Asked how close the administration is to having a stranded gas contract, Alaska Gov. Frank Murkowski said there are two phases to the negotiations with the North Slope producers BP, ConocoPhillips and ExxonMobil: “One is the issue on the stranded gas. And we are almost concluded with the stranded gas negotiations.

“The other is, in order to have the project, there has to be certainty on oil,” he told the Anchorage Chamber of Commerce Jan. 30.

The producers, he said, “are not willing to build this project if they feel that they are subject to unlimited taxation by the legislative body in Alaska with no limits. And we’re talking about a 20-year contract in the sense of a permanent consideration on oil only. I want to distinguish that, because we’ve got two contracts.”

The gas contract will probably run about 35 years, he said, “and that would provide certainty on gas,” based on the authority the administration and the Legislature have under the Stranded Gas Development Act “to negotiate certainty on gas.”

The state can negotiate on gas taxation, he said. “We don’t have that authority on oil. ... And we have to get that authority from the Legislature.”

The governor said that there is a constitutional question as to whether the Legislature can bind future Legislatures, but he said the administration has opinions from the attorney general that indicate “that on contracts of this magnitude that there are exceptions that would be granted.”

Producers willing to pay for certainty

The issue, he said, is that the producers won’t sign a contract for 35 years of gas production, “and suddenly find themselves wide open to the whims of the Legislature on oil.
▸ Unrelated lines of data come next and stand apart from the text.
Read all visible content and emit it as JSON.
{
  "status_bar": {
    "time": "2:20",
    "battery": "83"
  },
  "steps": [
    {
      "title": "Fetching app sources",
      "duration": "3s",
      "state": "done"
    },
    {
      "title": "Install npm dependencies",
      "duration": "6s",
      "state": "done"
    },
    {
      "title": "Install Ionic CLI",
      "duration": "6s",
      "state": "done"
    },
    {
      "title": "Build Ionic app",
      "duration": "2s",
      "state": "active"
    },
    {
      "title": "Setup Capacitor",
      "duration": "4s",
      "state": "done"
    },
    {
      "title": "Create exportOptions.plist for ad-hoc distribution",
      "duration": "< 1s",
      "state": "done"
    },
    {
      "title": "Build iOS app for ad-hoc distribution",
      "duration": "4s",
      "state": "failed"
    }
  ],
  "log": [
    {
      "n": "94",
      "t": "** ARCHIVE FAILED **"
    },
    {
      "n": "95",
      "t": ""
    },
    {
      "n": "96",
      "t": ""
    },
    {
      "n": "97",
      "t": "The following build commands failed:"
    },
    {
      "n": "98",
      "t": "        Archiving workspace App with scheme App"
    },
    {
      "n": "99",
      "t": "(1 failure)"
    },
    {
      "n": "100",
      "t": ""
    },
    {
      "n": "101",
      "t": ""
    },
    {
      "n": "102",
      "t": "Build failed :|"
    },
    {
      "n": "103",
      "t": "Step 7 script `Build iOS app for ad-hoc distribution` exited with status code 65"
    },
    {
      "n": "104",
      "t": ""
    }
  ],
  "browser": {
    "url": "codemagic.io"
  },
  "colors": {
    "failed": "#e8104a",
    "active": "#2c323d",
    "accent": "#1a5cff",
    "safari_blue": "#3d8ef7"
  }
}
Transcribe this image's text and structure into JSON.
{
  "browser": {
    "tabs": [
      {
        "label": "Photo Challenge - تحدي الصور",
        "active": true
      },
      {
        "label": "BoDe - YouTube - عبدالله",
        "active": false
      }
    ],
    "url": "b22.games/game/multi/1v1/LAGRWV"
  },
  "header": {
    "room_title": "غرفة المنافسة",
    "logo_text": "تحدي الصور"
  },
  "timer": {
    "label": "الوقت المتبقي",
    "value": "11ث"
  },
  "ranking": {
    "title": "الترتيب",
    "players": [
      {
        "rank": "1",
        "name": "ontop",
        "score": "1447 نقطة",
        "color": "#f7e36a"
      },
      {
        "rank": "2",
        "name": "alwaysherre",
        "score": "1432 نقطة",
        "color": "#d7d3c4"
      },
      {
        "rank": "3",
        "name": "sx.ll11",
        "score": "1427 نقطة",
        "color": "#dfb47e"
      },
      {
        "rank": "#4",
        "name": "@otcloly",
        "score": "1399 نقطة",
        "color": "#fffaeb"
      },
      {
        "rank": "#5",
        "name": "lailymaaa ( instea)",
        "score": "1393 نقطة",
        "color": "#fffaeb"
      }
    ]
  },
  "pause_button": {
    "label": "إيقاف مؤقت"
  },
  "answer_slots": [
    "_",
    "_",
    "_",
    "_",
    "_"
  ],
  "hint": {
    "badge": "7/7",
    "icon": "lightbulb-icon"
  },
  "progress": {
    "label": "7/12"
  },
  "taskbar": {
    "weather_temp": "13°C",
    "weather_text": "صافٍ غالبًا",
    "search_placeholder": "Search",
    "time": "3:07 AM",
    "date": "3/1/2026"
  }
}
So they want to have certainty on oil and they’re willing to pay for it. And they’re willing to pay in the billions of dollars.”

The negotiating point between the administration and the Legislature, he said, will be the price the producers have to pay to get that certainty.

He said the state has “comparisons in other areas of the world where other countries have entered in as partners in a major oil and gas project where there’s been certainty and what the price is for certainty. So we’re not going to give it to them: They’re going to pay to have the certainty that for 20 years the tax load will be X.”

The state is “in a different league than we were before. We’re negotiating now as a country in a sense, because the comparisons that we have are not with other states. They are with other countries, with countries who have taken equity positions with the producers to develop a ... resource.”

Oil tax change

The governor said the change he will be proposing to the state’s oil tax system will result in significantly higher taxes to the state when prices are high. This proposal will eliminate the economic limit factor, or ELF, “and will be based on a profit sharing concept. ... The proposal also includes important tax credits that will create a strong incentive for smaller companies to explore and invest in Alaska.” Murkowski said small producers will be protected: “Producers of only a few thousand barrels per day should not have to pay the tax and we have a tax credit for them.”

The tax will generate billions of additional dollars for the state, and is income “that the state will earn immediately.”

The tax will “probably be retroactive to the first of this year. So it will not be coming in 10 years when the gas starts flowing” but will be a “near-term benefit to the State of Alaska.”

—Kristen Nelson